= Task requirements =
Among the entries below, find the lines that hold the word "JSON" and report them.
== Input data
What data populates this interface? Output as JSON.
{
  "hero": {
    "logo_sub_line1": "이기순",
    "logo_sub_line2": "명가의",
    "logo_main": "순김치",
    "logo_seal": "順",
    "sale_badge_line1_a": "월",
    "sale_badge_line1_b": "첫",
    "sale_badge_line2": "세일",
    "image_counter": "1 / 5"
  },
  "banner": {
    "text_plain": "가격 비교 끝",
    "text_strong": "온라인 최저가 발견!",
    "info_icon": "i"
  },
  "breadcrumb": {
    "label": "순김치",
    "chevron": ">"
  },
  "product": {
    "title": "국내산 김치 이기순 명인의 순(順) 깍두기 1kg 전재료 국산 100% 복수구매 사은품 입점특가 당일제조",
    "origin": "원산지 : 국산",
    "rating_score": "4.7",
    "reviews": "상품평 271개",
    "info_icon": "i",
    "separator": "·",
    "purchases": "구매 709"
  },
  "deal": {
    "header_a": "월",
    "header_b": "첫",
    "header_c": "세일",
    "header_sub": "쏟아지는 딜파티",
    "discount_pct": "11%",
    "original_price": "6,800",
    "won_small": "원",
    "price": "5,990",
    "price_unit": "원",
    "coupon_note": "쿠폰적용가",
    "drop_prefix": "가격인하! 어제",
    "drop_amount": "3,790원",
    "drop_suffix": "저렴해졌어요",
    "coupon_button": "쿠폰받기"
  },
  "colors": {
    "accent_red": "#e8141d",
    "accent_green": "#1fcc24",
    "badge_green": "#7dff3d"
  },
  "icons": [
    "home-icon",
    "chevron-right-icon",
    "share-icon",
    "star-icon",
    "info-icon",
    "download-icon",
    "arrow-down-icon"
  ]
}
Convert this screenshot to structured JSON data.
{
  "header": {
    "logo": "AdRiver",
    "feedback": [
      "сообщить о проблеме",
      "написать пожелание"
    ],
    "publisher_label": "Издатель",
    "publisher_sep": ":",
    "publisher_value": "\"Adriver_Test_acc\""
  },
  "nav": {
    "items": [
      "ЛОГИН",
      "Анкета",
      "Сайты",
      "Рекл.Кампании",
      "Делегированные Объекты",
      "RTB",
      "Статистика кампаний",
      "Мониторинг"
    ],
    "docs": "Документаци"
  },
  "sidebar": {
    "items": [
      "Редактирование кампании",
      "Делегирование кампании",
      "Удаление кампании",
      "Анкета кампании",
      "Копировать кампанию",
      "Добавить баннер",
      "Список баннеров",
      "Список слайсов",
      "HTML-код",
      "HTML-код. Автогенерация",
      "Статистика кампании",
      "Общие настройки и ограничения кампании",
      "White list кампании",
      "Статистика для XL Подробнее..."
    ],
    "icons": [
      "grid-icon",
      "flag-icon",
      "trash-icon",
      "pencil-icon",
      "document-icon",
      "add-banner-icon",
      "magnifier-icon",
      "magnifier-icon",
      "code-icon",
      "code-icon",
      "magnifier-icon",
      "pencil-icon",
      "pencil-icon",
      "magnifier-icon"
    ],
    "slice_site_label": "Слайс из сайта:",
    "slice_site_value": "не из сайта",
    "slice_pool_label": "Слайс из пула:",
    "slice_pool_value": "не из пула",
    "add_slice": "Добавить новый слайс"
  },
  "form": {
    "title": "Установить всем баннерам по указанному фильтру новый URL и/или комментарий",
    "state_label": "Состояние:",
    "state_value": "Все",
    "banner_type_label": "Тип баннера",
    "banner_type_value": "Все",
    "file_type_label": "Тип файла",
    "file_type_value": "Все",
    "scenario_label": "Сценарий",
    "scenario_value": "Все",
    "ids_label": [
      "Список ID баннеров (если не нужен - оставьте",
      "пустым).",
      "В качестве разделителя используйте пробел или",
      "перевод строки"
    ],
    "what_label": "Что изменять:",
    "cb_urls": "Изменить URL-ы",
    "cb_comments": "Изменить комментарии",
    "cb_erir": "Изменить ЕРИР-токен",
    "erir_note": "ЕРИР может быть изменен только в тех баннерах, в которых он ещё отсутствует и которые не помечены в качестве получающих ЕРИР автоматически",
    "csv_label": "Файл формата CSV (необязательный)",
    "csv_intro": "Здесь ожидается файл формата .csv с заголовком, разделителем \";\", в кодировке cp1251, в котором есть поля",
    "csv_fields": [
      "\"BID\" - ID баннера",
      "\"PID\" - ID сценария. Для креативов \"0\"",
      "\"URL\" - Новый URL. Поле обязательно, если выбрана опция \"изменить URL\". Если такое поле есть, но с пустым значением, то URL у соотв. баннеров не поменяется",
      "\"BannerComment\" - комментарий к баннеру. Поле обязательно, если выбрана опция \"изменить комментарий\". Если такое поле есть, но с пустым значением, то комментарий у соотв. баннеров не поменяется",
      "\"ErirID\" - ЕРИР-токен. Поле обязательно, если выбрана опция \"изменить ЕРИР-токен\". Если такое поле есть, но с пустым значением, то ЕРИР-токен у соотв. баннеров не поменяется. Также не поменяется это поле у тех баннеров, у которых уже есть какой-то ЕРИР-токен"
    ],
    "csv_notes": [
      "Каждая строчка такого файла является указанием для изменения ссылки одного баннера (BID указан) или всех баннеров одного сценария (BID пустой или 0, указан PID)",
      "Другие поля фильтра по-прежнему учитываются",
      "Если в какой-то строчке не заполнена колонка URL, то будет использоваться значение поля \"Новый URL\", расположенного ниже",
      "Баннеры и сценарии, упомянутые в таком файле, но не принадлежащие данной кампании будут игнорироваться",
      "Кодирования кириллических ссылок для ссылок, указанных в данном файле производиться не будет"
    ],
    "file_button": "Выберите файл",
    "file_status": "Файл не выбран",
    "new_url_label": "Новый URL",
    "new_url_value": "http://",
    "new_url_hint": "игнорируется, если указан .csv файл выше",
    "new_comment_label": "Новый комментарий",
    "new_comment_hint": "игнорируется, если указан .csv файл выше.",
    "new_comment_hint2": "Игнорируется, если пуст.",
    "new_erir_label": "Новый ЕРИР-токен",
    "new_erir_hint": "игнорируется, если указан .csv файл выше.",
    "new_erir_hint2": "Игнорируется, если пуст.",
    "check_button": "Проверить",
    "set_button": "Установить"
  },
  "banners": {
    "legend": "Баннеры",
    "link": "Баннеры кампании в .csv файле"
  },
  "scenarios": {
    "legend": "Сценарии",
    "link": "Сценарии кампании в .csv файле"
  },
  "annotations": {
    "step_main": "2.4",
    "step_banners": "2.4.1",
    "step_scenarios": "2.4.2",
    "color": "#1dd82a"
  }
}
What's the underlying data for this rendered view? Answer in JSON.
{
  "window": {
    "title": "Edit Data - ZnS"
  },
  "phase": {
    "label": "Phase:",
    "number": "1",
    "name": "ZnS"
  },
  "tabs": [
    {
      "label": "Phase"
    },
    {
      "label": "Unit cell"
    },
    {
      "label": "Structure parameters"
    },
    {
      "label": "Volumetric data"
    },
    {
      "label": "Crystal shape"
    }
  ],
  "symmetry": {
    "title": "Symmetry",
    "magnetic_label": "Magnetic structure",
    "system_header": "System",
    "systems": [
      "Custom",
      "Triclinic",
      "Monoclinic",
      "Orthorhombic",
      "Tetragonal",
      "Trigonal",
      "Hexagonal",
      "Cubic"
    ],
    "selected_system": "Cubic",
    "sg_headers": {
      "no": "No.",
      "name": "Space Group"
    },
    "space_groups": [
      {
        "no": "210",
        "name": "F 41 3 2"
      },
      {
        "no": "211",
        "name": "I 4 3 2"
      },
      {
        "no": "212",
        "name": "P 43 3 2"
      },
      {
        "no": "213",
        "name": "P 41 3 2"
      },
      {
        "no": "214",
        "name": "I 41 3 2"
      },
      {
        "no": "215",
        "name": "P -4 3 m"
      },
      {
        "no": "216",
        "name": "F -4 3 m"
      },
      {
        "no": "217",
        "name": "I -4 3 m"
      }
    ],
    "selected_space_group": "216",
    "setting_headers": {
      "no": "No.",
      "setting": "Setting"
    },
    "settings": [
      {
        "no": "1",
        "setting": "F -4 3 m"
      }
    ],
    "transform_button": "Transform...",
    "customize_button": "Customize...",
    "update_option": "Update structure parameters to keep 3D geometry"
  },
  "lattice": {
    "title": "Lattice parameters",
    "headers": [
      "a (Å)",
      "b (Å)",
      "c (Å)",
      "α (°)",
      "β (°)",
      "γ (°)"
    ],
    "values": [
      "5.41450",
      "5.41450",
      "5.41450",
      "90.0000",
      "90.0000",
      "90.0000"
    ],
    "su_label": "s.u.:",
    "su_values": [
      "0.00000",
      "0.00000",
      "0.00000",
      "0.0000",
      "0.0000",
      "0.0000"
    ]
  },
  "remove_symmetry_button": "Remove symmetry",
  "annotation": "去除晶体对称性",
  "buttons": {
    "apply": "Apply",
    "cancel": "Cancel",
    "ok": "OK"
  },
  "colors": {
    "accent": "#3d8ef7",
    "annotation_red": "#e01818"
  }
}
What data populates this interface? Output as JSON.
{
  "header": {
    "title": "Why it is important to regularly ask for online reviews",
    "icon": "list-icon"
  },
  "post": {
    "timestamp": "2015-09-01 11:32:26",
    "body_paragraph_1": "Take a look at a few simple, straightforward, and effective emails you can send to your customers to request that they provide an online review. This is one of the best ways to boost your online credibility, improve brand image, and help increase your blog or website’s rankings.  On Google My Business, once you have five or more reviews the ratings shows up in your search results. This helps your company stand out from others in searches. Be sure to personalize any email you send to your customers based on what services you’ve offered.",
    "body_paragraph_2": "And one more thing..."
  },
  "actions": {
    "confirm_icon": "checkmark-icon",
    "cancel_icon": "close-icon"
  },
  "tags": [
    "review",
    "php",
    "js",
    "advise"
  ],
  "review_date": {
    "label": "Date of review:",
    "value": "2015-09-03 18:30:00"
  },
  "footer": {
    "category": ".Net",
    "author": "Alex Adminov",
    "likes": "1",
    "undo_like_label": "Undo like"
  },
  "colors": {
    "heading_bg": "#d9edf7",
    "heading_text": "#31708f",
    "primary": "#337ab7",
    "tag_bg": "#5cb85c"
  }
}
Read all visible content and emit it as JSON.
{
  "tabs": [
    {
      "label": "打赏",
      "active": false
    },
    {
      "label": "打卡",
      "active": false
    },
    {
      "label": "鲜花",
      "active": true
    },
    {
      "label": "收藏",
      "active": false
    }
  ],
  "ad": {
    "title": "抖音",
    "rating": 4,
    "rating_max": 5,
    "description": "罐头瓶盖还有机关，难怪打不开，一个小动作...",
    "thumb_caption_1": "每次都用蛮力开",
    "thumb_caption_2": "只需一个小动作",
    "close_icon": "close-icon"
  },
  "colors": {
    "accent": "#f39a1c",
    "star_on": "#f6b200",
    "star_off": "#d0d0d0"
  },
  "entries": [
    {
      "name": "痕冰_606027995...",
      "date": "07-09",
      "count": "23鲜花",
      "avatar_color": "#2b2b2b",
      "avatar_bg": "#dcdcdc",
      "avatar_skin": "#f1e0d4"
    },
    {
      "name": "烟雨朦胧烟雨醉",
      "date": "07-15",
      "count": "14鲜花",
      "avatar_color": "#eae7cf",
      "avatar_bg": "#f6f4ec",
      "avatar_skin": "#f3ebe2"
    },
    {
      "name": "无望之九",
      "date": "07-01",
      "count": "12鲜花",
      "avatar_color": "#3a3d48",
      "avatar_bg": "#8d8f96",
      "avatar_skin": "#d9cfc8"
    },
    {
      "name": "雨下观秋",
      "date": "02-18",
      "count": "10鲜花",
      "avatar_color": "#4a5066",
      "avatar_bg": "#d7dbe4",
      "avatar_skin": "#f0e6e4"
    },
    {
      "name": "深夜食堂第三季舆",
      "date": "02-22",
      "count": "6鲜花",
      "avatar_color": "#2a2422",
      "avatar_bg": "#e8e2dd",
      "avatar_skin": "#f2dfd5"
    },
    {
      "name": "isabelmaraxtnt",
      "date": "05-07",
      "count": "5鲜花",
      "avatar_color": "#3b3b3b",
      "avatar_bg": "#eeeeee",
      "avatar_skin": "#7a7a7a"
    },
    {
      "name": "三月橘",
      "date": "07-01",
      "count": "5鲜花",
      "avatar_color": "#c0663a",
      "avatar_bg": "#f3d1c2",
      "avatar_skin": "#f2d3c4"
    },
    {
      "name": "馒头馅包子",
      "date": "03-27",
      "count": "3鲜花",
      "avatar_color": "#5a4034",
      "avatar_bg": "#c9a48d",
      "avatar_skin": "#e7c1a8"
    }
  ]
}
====
= Your response =
What data populates this interface? Output as JSON.
Convert this screenshot to structured JSON data.
What's the underlying data for this rendered view? Answer in JSON.
What data populates this interface? Output as JSON.
Read all visible content and emit it as JSON.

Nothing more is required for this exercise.